Another option is to keep a sharp eye on your cat, and when they naturally sit, say “sit,” click, and give them the treat. Keep this up, and your cat should eventually associate sitting with rewards.
5. Continue the Training
Once your cat has mastered sitting, you can try different commands. It’s best to stick with the kind of training designed to help your cat stay safe rather than attempting to force them to learn tricks for performing in front of other people.
It’s important that cats retain their dignity, so aim to teach your cat to do things like walking on a harness and leash and coming when you call. You can also train your cat to stop unwanted behavior, such as scratching the couch. But this kind of training should be done in conjunction with making the couch undesirable. Put sticky tape on the areas where your cat scratches, and anytime your cat scratches the scratching post, click and reward.
6. Don’t Give Up
Cats are not domesticated the same way that dogs are. They have just lived alongside humans without any real attempt at training, so don’t expect your cat to take to it quite as easily as a dog.
It can take a while for most cats to respond to clicker training, so it’s important to be patient and persevere. Ensure that you’re using a treat that makes your cat super motivated; otherwise, find something that your cat really responds to.
- Always click the moment that your cat does the desired behavior.
- Only click once; never click multiple times or it can prove confusing.
- Training sessions should only be for a few minutes every time.
- Some tricks might need multiple steps, so click and reward for each one. For example, when teaching your cat to enter the carrier, click and reward when they approach it, when they sit near it, and when they enter it.
- Every action that your cat takes must be voluntary. Never push them or move them yourself.
- Never punish your cat, even if they just don’t seem interested in the training. Punishment will only stress your cat and cause fear and anxiety.
It’s possible to clicker train your cat regardless of breed or age, though some cats will respond much quicker than others. All cats have different personalities and temperaments, so it’s best to be patient and take your time with training.
Clicker training your cat is an excellent way to bond with them and will help build confidence in your cat too. Just remember to be consistent and use rewards that your cat will do almost anything for, and your clicker training should prove successful!
Featured Image Credit: Andriy Blokhin, Shutterstock
About the author
Cat mom to Ivy – a feisty little rescue kitten that is her one and only child. For now! Throughout her life, she has been introduced to the special love that can be found in the bond with a cat. Having owned multiple felines, she is more than certain that their love is unmatched, unconditional and unlike any other.

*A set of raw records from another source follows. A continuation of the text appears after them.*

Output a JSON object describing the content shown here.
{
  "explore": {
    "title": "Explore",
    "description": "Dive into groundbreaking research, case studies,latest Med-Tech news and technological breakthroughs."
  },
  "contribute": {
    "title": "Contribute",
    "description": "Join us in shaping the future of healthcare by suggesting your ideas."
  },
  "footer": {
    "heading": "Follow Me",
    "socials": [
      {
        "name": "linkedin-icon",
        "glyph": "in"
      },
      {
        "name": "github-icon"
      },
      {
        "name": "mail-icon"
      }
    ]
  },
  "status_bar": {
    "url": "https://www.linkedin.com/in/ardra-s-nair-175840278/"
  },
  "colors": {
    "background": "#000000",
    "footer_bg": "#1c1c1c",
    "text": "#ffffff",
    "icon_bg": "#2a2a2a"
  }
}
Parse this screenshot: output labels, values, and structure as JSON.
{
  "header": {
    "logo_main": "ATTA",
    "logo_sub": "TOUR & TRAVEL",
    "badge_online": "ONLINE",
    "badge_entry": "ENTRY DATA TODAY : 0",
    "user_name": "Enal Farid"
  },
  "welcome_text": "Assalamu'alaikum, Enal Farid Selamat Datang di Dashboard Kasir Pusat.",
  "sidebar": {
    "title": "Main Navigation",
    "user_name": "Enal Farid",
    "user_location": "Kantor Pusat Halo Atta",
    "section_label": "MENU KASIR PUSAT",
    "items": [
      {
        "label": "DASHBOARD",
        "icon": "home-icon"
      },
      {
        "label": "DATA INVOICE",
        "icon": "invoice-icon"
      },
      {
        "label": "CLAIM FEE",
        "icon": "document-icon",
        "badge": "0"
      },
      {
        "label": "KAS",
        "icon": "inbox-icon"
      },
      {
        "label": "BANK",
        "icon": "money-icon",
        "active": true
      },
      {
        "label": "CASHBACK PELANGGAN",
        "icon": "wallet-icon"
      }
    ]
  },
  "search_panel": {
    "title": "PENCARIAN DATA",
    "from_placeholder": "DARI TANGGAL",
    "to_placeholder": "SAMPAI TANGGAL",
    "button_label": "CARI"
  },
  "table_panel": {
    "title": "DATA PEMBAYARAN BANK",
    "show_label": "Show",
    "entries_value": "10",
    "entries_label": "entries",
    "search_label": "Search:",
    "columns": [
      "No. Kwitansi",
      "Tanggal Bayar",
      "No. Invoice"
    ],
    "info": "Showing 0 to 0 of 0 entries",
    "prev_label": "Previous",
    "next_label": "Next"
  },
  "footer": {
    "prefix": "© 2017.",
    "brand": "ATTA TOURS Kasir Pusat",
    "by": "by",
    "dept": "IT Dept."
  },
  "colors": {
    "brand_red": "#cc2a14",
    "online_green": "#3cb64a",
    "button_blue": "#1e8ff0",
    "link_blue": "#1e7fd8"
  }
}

With a passion to educate the public about everything, there is to know about felines, their behavior, and their unique personalities, Crystal is devoted to making sure that all cats and their owners know the importance of conscious living – and loving!